▶ _Excerpted records_
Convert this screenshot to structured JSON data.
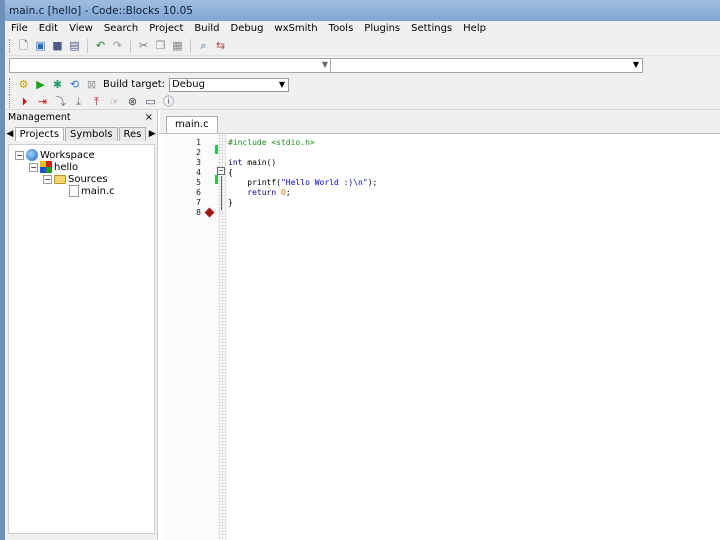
{
  "window": {
    "title": "main.c [hello] - Code::Blocks 10.05"
  },
  "menu": [
    "File",
    "Edit",
    "View",
    "Search",
    "Project",
    "Build",
    "Debug",
    "wxSmith",
    "Tools",
    "Plugins",
    "Settings",
    "Help"
  ],
  "build": {
    "target_label": "Build target:",
    "target_value": "Debug"
  },
  "management": {
    "title": "Management",
    "close": "×",
    "tabs": [
      "Projects",
      "Symbols",
      "Res"
    ],
    "tree": {
      "workspace": "Workspace",
      "project": "hello",
      "folder": "Sources",
      "file": "main.c"
    }
  },
  "editor": {
    "tab": "main.c",
    "line_numbers": [
      "1",
      "2",
      "3",
      "4",
      "5",
      "6",
      "7",
      "8"
    ],
    "code": {
      "l1": "#include <stdio.h>",
      "l3a": "int",
      "l3b": " main()",
      "l4": "{",
      "l5a": "    printf(",
      "l5b": "\"Hello World :)\\n\"",
      "l5c": ");",
      "l6a": "    return",
      "l6b": " 0",
      "l6c": ";",
      "l7": "}"
    }
  },
  "icons": [
    "new-file-icon",
    "open-icon",
    "save-icon",
    "save-all-icon",
    "undo-icon",
    "redo-icon",
    "cut-icon",
    "copy-icon",
    "paste-icon",
    "find-icon",
    "replace-icon",
    "build-icon",
    "run-icon",
    "build-run-icon",
    "rebuild-icon",
    "abort-icon",
    "debug-icon",
    "breakpoint-icon"
  ],
  "colors": {
    "titlebar": "#8eb2dc",
    "breakpoint": "#a01818",
    "change_marker": "#2ec04e"
  }
}
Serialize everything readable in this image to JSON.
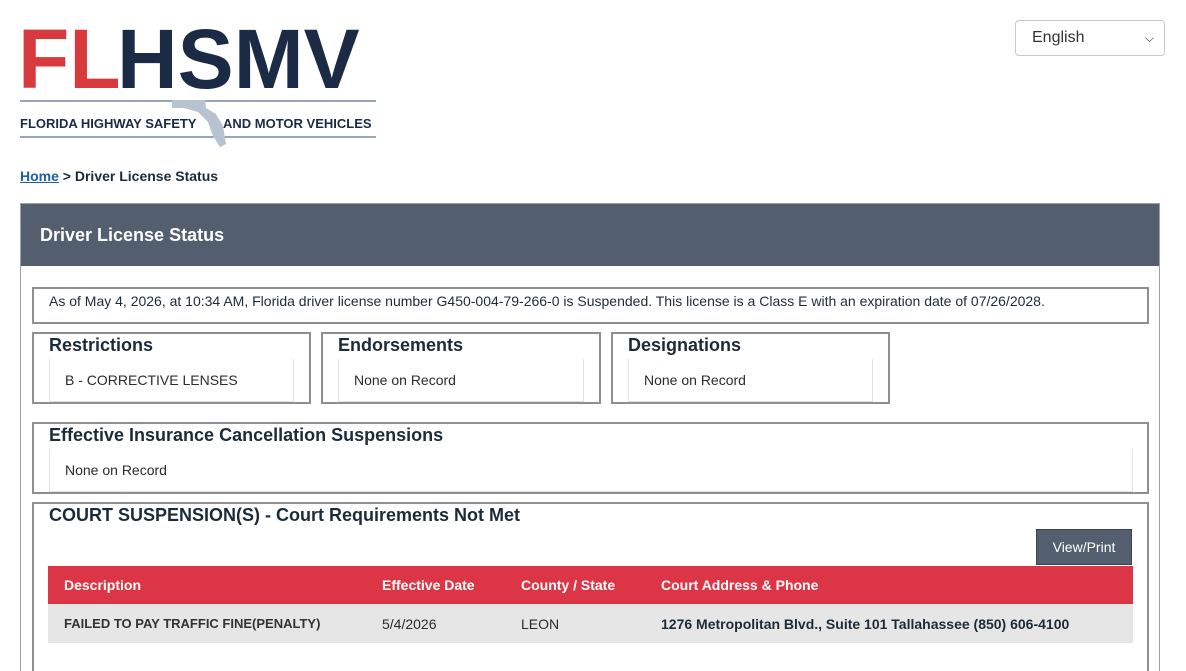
{
  "header": {
    "logo_text": "FLHSMV",
    "logo_subtitle_left": "FLORIDA HIGHWAY SAFETY",
    "logo_subtitle_right": "AND MOTOR VEHICLES",
    "language": "English",
    "colors": {
      "brand_red": "#d7393c",
      "brand_navy": "#1b2a45",
      "header_gray": "#535f6e",
      "table_red": "#dc3545"
    }
  },
  "breadcrumb": {
    "home": "Home",
    "separator": ">",
    "current": "Driver License Status"
  },
  "panel": {
    "title": "Driver License Status",
    "status_text": "As of May 4, 2026, at 10:34 AM, Florida driver license number G450-004-79-266-0 is Suspended. This license is a Class E with an expiration date of 07/26/2028.",
    "restrictions": {
      "title": "Restrictions",
      "value": "B - CORRECTIVE LENSES"
    },
    "endorsements": {
      "title": "Endorsements",
      "value": "None on Record"
    },
    "designations": {
      "title": "Designations",
      "value": "None on Record"
    },
    "insurance": {
      "title": "Effective Insurance Cancellation Suspensions",
      "value": "None on Record"
    },
    "court": {
      "title": "COURT SUSPENSION(S) - Court Requirements Not Met",
      "view_print": "View/Print",
      "columns": [
        "Description",
        "Effective Date",
        "County / State",
        "Court Address & Phone"
      ],
      "rows": [
        [
          "FAILED TO PAY TRAFFIC FINE(PENALTY)",
          "5/4/2026",
          "LEON",
          "1276 Metropolitan Blvd., Suite 101 Tallahassee (850) 606-4100"
        ]
      ]
    }
  }
}
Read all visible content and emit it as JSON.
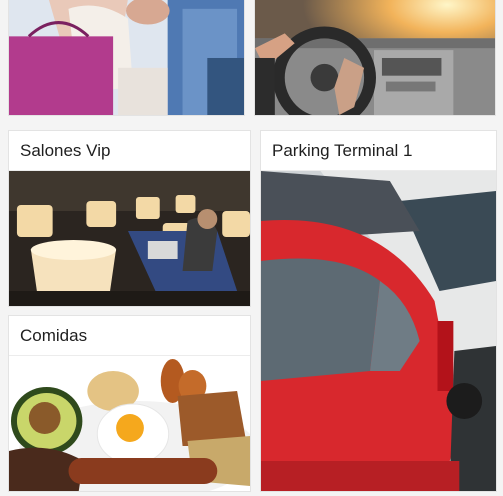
{
  "cards": [
    {
      "id": "shopping",
      "title": "",
      "image_icon": "shopping-bags-photo"
    },
    {
      "id": "driving",
      "title": "",
      "image_icon": "car-steering-wheel-photo"
    },
    {
      "id": "vip",
      "title": "Salones Vip",
      "image_icon": "vip-lounge-photo"
    },
    {
      "id": "parking",
      "title": "Parking Terminal 1",
      "image_icon": "parked-cars-photo"
    },
    {
      "id": "food",
      "title": "Comidas",
      "image_icon": "food-plate-photo"
    }
  ],
  "colors": {
    "background": "#f4f4f4",
    "card": "#ffffff",
    "title_text": "#1f1f1f"
  }
}
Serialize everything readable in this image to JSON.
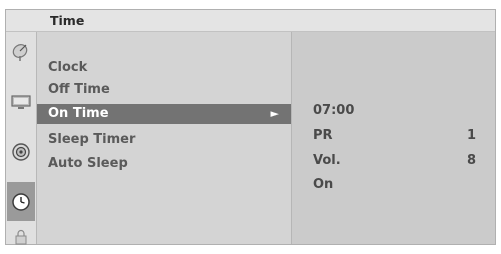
{
  "header": {
    "title": "Time"
  },
  "icons": [
    {
      "name": "satellite-dish-icon",
      "selected": false
    },
    {
      "name": "monitor-icon",
      "selected": false
    },
    {
      "name": "speaker-icon",
      "selected": false
    },
    {
      "name": "clock-icon",
      "selected": true
    },
    {
      "name": "lock-icon",
      "selected": false
    }
  ],
  "menu": {
    "items": [
      {
        "label": "Clock"
      },
      {
        "label": "Off Time"
      },
      {
        "label": "On Time",
        "selected": true,
        "arrow": "►"
      },
      {
        "label": "Sleep Timer"
      },
      {
        "label": "Auto Sleep"
      }
    ]
  },
  "on_time": {
    "time": "07:00",
    "pr_label": "PR",
    "pr_value": "1",
    "vol_label": "Vol.",
    "vol_value": "8",
    "state": "On"
  }
}
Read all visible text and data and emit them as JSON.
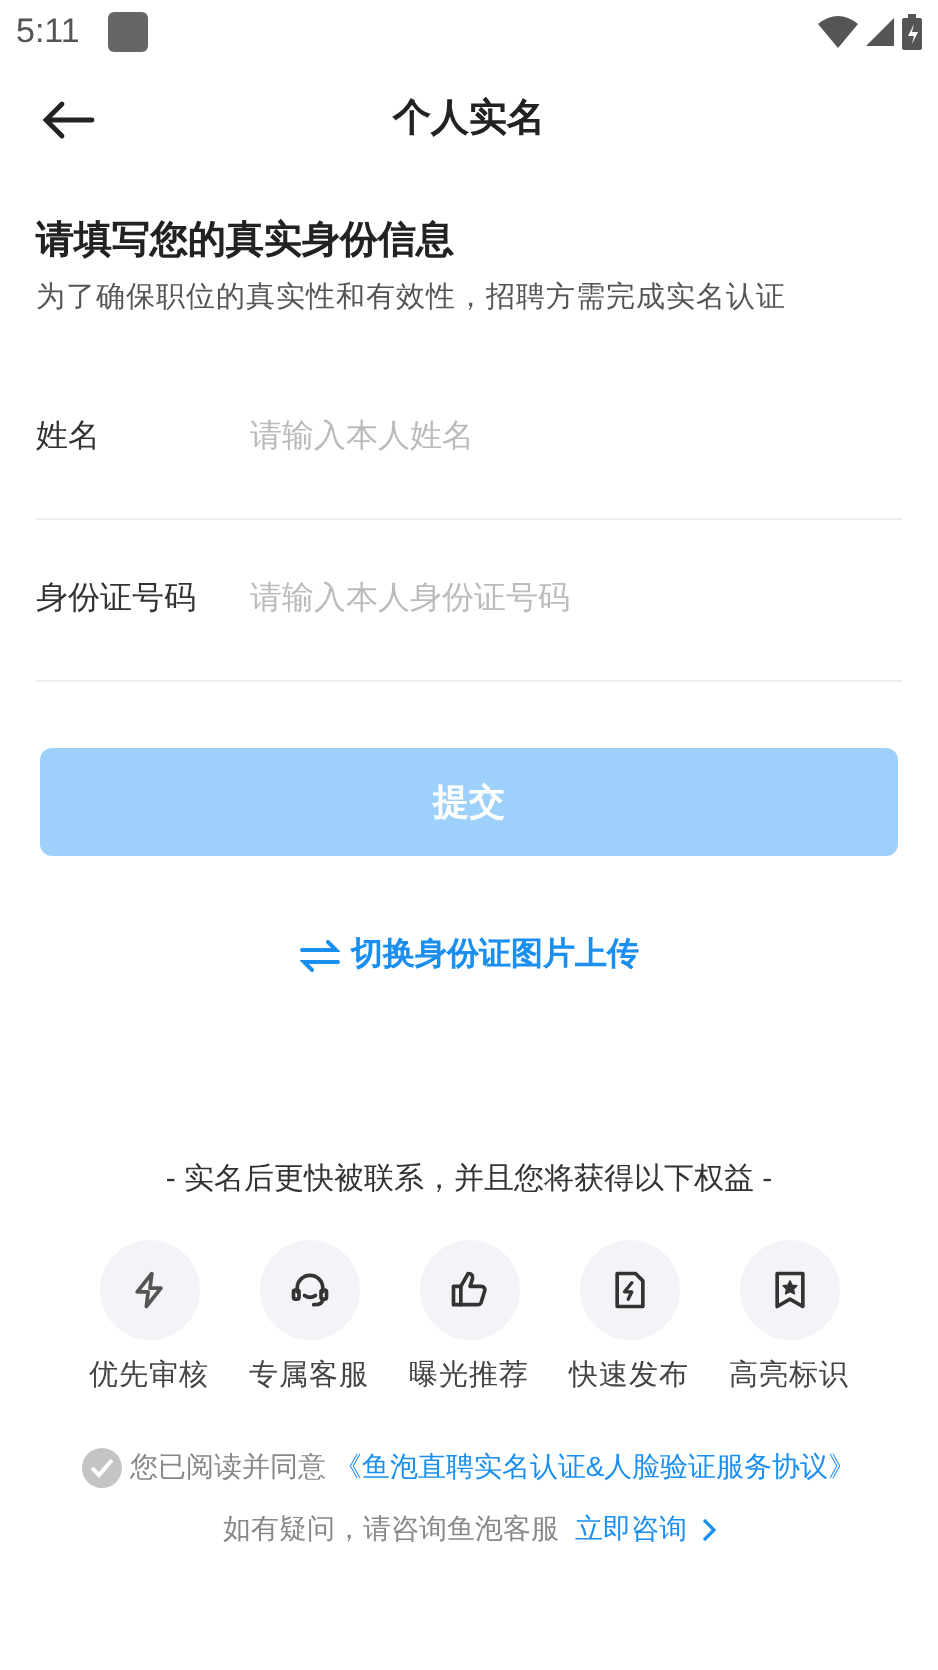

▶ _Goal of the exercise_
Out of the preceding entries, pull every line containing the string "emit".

▶ _Result_
Read all visible content and emit it as JSON.
Read all visible text and data and emit them as JSON.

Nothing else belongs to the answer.